[Interface dataset entries]
▬▬▬▬▬▬▬▬▬▬
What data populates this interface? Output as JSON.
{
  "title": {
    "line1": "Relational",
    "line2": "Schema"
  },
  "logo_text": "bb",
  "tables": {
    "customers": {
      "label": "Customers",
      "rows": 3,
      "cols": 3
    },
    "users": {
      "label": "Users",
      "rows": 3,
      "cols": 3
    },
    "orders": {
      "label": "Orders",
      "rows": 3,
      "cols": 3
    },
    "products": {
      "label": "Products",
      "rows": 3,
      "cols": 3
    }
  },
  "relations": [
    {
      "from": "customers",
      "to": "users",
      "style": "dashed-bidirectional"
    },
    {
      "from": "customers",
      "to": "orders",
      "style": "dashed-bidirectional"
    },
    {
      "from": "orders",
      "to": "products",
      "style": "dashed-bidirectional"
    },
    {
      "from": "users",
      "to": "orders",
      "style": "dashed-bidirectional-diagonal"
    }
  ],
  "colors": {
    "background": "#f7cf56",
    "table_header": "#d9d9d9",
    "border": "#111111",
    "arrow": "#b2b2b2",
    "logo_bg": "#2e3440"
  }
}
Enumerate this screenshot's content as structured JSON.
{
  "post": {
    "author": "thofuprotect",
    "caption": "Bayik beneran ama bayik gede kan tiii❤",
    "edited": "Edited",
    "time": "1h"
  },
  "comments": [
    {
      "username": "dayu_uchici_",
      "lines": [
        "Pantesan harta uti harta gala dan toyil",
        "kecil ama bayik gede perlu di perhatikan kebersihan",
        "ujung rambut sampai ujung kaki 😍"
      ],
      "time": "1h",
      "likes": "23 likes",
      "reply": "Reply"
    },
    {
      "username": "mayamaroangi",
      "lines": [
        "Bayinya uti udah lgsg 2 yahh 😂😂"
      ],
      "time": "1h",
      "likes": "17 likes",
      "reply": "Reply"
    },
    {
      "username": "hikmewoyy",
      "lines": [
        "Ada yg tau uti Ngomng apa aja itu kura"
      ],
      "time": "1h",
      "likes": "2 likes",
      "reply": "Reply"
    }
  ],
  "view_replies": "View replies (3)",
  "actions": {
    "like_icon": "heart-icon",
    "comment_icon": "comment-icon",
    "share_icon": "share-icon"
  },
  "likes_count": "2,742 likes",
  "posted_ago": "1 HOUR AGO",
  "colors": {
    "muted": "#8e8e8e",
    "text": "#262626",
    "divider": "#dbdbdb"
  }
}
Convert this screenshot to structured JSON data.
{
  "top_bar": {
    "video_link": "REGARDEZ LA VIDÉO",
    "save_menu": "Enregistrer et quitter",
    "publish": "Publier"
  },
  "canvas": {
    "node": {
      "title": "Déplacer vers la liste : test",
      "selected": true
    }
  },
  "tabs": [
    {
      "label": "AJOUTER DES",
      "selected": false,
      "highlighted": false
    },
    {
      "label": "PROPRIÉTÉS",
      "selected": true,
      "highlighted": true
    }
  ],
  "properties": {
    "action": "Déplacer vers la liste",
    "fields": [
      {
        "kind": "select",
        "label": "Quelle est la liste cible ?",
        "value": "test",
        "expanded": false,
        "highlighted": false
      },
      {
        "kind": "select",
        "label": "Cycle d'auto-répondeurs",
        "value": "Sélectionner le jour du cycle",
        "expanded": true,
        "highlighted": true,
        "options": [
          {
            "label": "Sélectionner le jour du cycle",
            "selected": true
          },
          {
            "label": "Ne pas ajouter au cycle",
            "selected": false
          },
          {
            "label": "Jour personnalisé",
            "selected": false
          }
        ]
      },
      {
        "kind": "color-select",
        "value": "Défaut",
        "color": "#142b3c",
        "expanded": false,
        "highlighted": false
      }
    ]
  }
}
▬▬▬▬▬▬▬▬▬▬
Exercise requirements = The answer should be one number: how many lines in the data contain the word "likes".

Answer to this task = 4